Yasmani Tomas Works Out for Boston Red Sox

Yasmani TomasAccording to multiple sources, Cuban defect Yasmani Tomas worked out for the Red Sox Academy in the Dominican Republic on Sunday. This might not have ‘just happened’ because of the recent acquisitions of Rusney Castillo and Yoenis Cespedes; maybe the player and his agent were just in the neighborhood of the Red Sox facility and needed press to look at how he has been training since the World Baseball Classic.

Tomas was pretty solid in the WBC last year. In just six games played, he hit a robust .375 with two homers and five runs driven in. All three ranked in the top-5 for the Cuban national team.

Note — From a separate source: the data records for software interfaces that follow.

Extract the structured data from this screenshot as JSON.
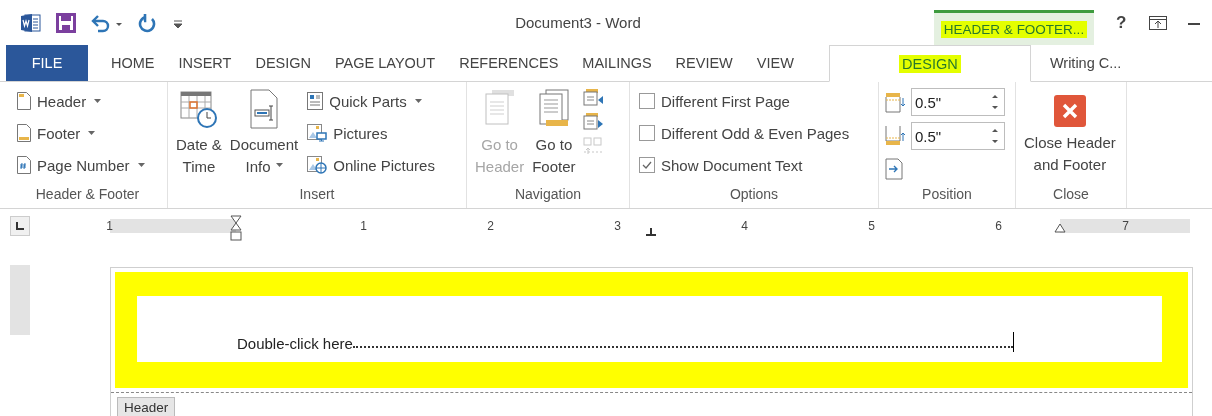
{
  "title": "Document3 - Word",
  "contextual_tab_group": {
    "label": "HEADER & FOOTER...",
    "highlighted": true
  },
  "help_button": "?",
  "tabs": [
    {
      "label": "FILE",
      "kind": "file",
      "selected": false,
      "highlighted": false
    },
    {
      "label": "HOME",
      "kind": "normal",
      "selected": false,
      "highlighted": false
    },
    {
      "label": "INSERT",
      "kind": "normal",
      "selected": false,
      "highlighted": false
    },
    {
      "label": "DESIGN",
      "kind": "normal",
      "selected": false,
      "highlighted": false
    },
    {
      "label": "PAGE LAYOUT",
      "kind": "normal",
      "selected": false,
      "highlighted": false
    },
    {
      "label": "REFERENCES",
      "kind": "normal",
      "selected": false,
      "highlighted": false
    },
    {
      "label": "MAILINGS",
      "kind": "normal",
      "selected": false,
      "highlighted": false
    },
    {
      "label": "REVIEW",
      "kind": "normal",
      "selected": false,
      "highlighted": false
    },
    {
      "label": "VIEW",
      "kind": "normal",
      "selected": false,
      "highlighted": false
    },
    {
      "label": "DESIGN",
      "kind": "context",
      "selected": true,
      "highlighted": true
    },
    {
      "label": "Writing C...",
      "kind": "normal",
      "selected": false,
      "highlighted": false
    }
  ],
  "ribbon_groups": [
    {
      "label": "Header & Footer",
      "kind": "menus",
      "items": [
        {
          "kind": "header",
          "label": "Header",
          "dropdown": true
        },
        {
          "kind": "footer",
          "label": "Footer",
          "dropdown": true
        },
        {
          "kind": "page-number",
          "label": "Page Number",
          "dropdown": true
        }
      ]
    },
    {
      "label": "Insert",
      "kind": "insert",
      "large": [
        {
          "kind": "date-time",
          "lines": [
            "Date &",
            "Time"
          ],
          "dropdown": false
        },
        {
          "kind": "document-info",
          "lines": [
            "Document",
            "Info"
          ],
          "dropdown": true
        }
      ],
      "items": [
        {
          "kind": "quick-parts",
          "label": "Quick Parts",
          "dropdown": true
        },
        {
          "kind": "pictures",
          "label": "Pictures",
          "dropdown": false
        },
        {
          "kind": "online-pictures",
          "label": "Online Pictures",
          "dropdown": false
        }
      ]
    },
    {
      "label": "Navigation",
      "kind": "navigation",
      "large": [
        {
          "kind": "go-to-header",
          "lines": [
            "Go to",
            "Header"
          ],
          "disabled": true
        },
        {
          "kind": "go-to-footer",
          "lines": [
            "Go to",
            "Footer"
          ],
          "disabled": false
        }
      ],
      "small": [
        {
          "kind": "previous",
          "disabled": false
        },
        {
          "kind": "next",
          "disabled": false
        },
        {
          "kind": "link",
          "disabled": true
        }
      ]
    },
    {
      "label": "Options",
      "kind": "options",
      "checkboxes": [
        {
          "label": "Different First Page",
          "checked": false
        },
        {
          "label": "Different Odd & Even Pages",
          "checked": false
        },
        {
          "label": "Show Document Text",
          "checked": true
        }
      ]
    },
    {
      "label": "Position",
      "kind": "position",
      "spinners": [
        {
          "kind": "header-top",
          "value": "0.5\""
        },
        {
          "kind": "footer-bottom",
          "value": "0.5\""
        }
      ]
    },
    {
      "label": "Close",
      "kind": "close",
      "lines": [
        "Close Header",
        "and Footer"
      ]
    }
  ],
  "ruler": {
    "labels": [
      "1",
      "1",
      "2",
      "3",
      "4",
      "5",
      "6",
      "7"
    ]
  },
  "document": {
    "header_prompt": "Double-click here",
    "header_tag": "Header",
    "highlighted": true
  }
}
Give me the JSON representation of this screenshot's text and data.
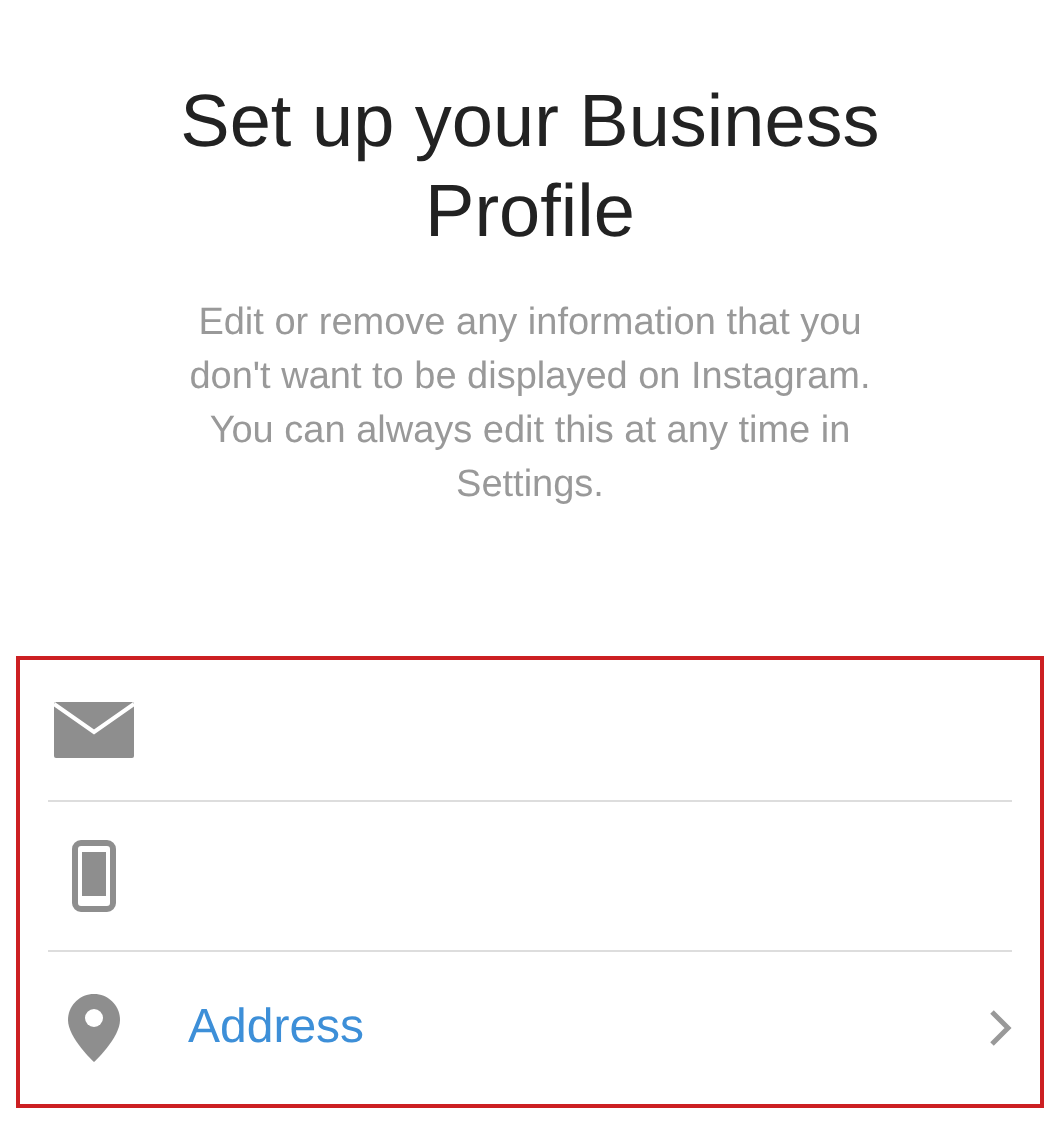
{
  "title": "Set up your Business Profile",
  "description": "Edit or remove any information that you don't want to be displayed on Instagram. You can always edit this at any time in Settings.",
  "form": {
    "highlighted": true,
    "fields": [
      {
        "kind": "email"
      },
      {
        "kind": "phone"
      },
      {
        "kind": "address",
        "label": "Address"
      }
    ]
  }
}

The outfielder has shown some raw power and has been looking to sign a long-term deal this off season with any major league club that is looking for some help. The Philadelphia Phillies are supposedly the front runner for the 23-year-old.

If the Red Sox were to sign Tomas to a contract, it would be the second ever Cuban player the Red Sox have signed and only the second foreign baseball talent since the Daisuke Matsuzaka debacle.

Plus, the Red Sox could use this signing to see if the Miami Marlins would bite on a deal to send Giancarlo Stanton to the American League. The Marlins probably can’t afford the slugger for what the market will pay him, but the Red Sox have a ton of money to spend. If the Red Sox can sign Tomas to an affordable deal and can package him or maybe Castillo in a package deal for Stanton, then wouldn’t that be something?